One could argue that the shot heard around the world last year was HarbourVest’s deal with New York’s UBS. The key element to making the deal was that HarbourVest and UBS formed a joint venture specific to the transaction, named Tresser, to acquire the partnerships. The deal nets HarbourVest 52 limited partnership interests in both venture capital and buyout funds. The commitments that UBS made in the portfolio total $1.3 billion.

“It would be nice if you could go out and buy simple limited partnership interests and then go home, but it’s a bit more complicated these days,” says Fred Maynard, a managing director with HarbourVest. “It is a direction that I think the secondary market in general is being forced to go with the large amount of capital that’s come into the sector. You have to think about these things creatively and be willing to incur the cost of the time and the effort.”

The HarbourVest-UBS deal “is going to be a bellwether deal for the industry,” says NYPPE’s Allen. “This is a structure that will be used by other financial institutions in the future. This is going to be part of the future of the business: to be able to customize deal structures to meet the financial, tax and regulatory needs of sellers.”
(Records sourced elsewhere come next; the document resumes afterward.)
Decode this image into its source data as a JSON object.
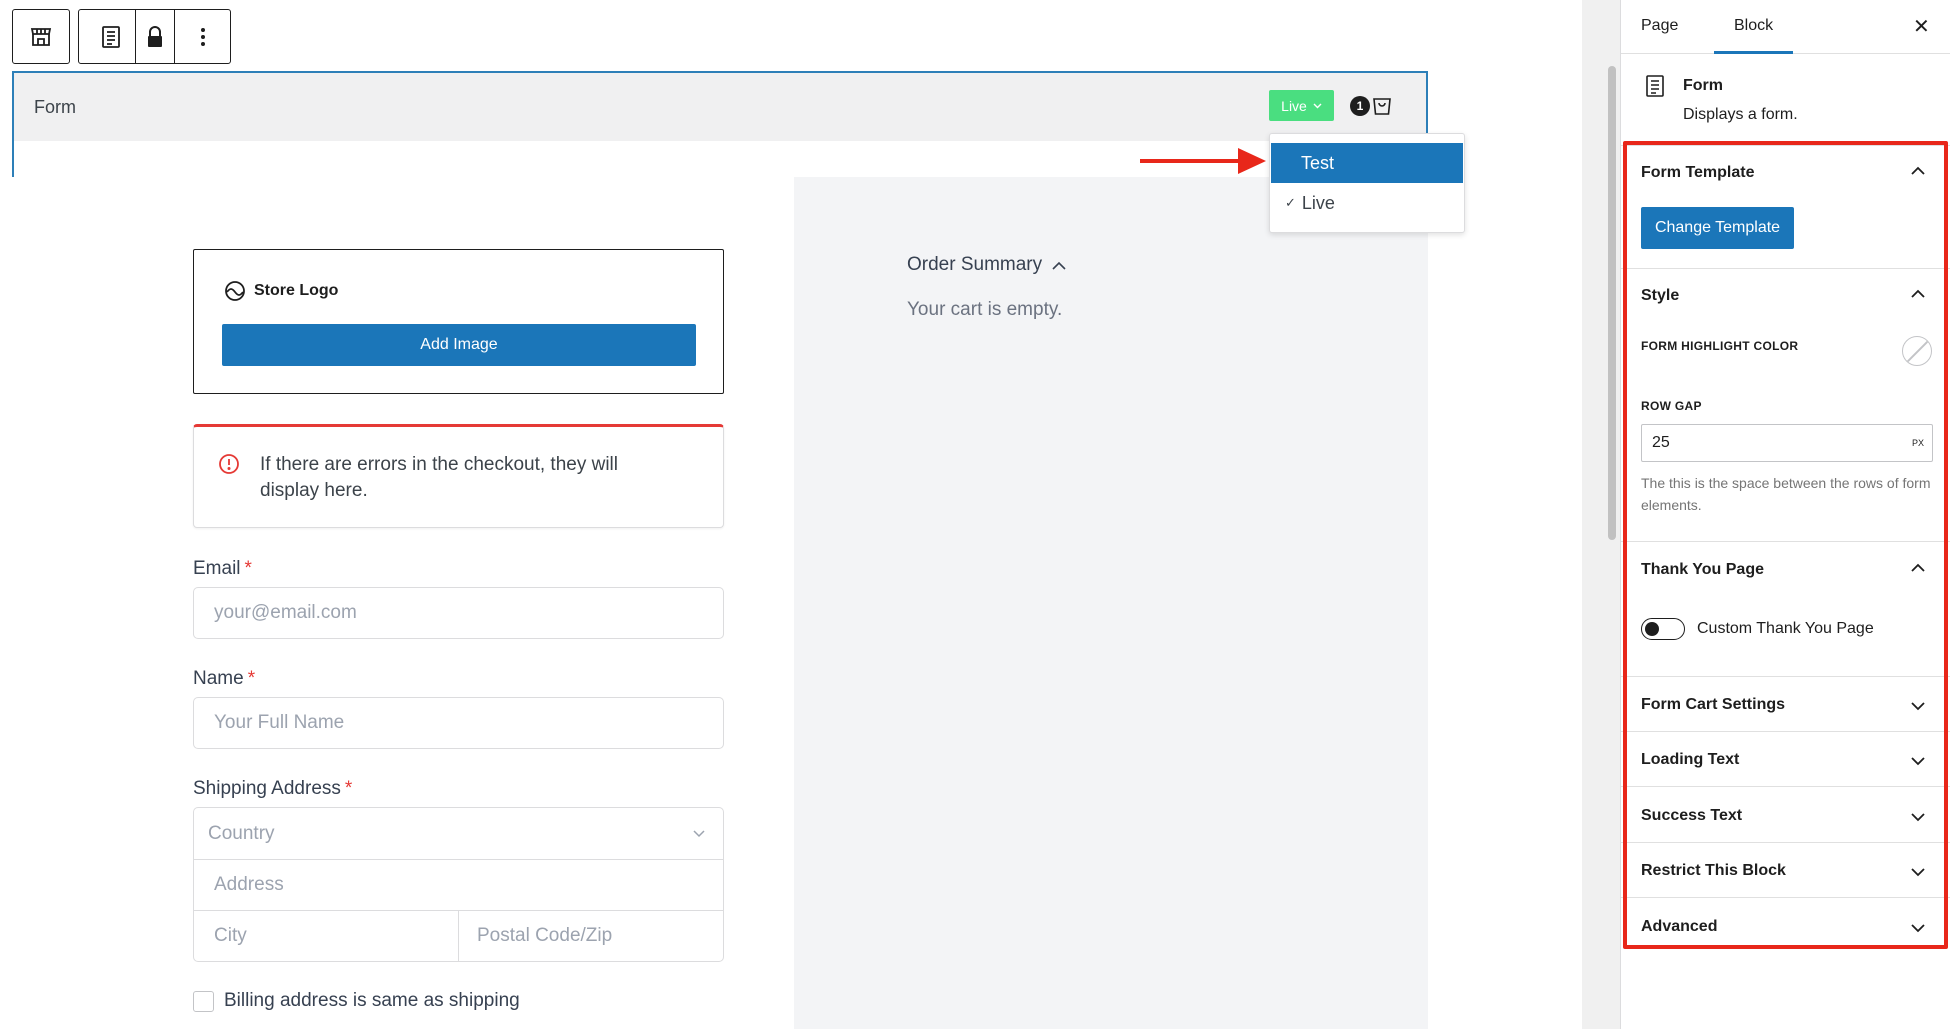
{
  "toolbar": {
    "icons": [
      "store-icon",
      "form-icon",
      "lock-icon",
      "more-vertical-icon"
    ]
  },
  "form_block": {
    "title": "Form",
    "mode_badge": "Live",
    "cart_count": "1"
  },
  "mode_dropdown": {
    "options": [
      {
        "label": "Test",
        "highlighted": true,
        "checked": false
      },
      {
        "label": "Live",
        "highlighted": false,
        "checked": true
      }
    ],
    "check_mark": "✓"
  },
  "checkout_form": {
    "logo_label": "Store Logo",
    "add_image_label": "Add Image",
    "error_message": "If there are errors in the checkout, they will display here.",
    "email": {
      "label": "Email",
      "required_mark": "*",
      "placeholder": "your@email.com"
    },
    "name": {
      "label": "Name",
      "required_mark": "*",
      "placeholder": "Your Full Name"
    },
    "shipping": {
      "label": "Shipping Address",
      "required_mark": "*",
      "country_placeholder": "Country",
      "address_placeholder": "Address",
      "city_placeholder": "City",
      "postal_placeholder": "Postal Code/Zip"
    },
    "billing_same_label": "Billing address is same as shipping"
  },
  "order_summary": {
    "title": "Order Summary",
    "empty_text": "Your cart is empty."
  },
  "sidebar": {
    "tabs": {
      "page": "Page",
      "block": "Block"
    },
    "close_symbol": "✕",
    "block_name": "Form",
    "block_description": "Displays a form.",
    "sections": {
      "form_template": {
        "title": "Form Template",
        "button": "Change Template"
      },
      "style": {
        "title": "Style",
        "highlight_color_label": "FORM HIGHLIGHT COLOR",
        "row_gap_label": "ROW GAP",
        "row_gap_value": "25",
        "row_gap_unit": "PX",
        "row_gap_help": "The this is the space between the rows of form elements."
      },
      "thank_you": {
        "title": "Thank You Page",
        "toggle_label": "Custom Thank You Page",
        "toggle_on": false
      },
      "cart_settings": "Form Cart Settings",
      "loading_text": "Loading Text",
      "success_text": "Success Text",
      "restrict_block": "Restrict This Block",
      "advanced": "Advanced"
    }
  },
  "colors": {
    "accent": "#1b76b9",
    "live_badge": "#4ade80",
    "annotation_red": "#e8271a",
    "error_red": "#e53935"
  }
}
(The HarbourVest-UBS deal wasn’t the first of its kind. In its deal for Bell Labs’ portfolio, Coller Capital joined with Lucent’s New Venture Partners and BTexact Technologies, the research and technology development unit of London’s British Telecom, to form NVP Brightstar, an independent corporate partnership based in Ipswich, England.)

Employing things like joint ventures and other creative structures is much tougher to do when a firm must employ several hundred million dollars with each transaction. As a result, secondary strategy lends itself to slightly more complex transactions. HarbourVest Managing Director John Begg says that buyers are responding to demands by institutional sellers. “Large institutional sellers are not going to be willing to take very large discounts; they’ll simply keep their portfolios,” he says. “Traditional secondary buyers who have not been particularly creative have simply not been able to deploy their capital.”

Secondary investors should be prepared to offer “an a-la-carte menu of structuring alternatives- including profit shares, deferred purchase-price alternatives, cash-flow or total-return swaps, funded-unfunded splits and partial securitizations,” Geoffrey Clark, managing director of Goldman Sachs private equity group, wrote in a report published last year.

The Road Ahead

The secondary market has grown by leaps and bounds and is bigger than ever before. It has grown to welcome new buyers and stands ready for new sellers while still retaining its preference for more established investors. It offers private equity holdings of all kinds for sale, but currently partnerships in buyout funds are the hottest sellers. The market is prepared for an influx of very large deals, and at the same time is requiring more ingenuity to get big deals done.

Secondary investing is not something that anyone can do, and the Who’s Who of the secondary market is a short list, so potential buyers beware: Secondary purchases are not the quick-buck answer to allocation problems, even if they may appear to be.

While the aisles may be more crowded and the venture capital items aren’t selling as briskly as most would like, everyone agrees that the secondary market is doing brisk business and that venture capital portfolios will fetch higher prices in the coming years. It’s a lot harder than shopping at a big discount store, but when did you ever get a $100 million discount at Sam’s Club?

Email: matthew.sheahan@thomson.com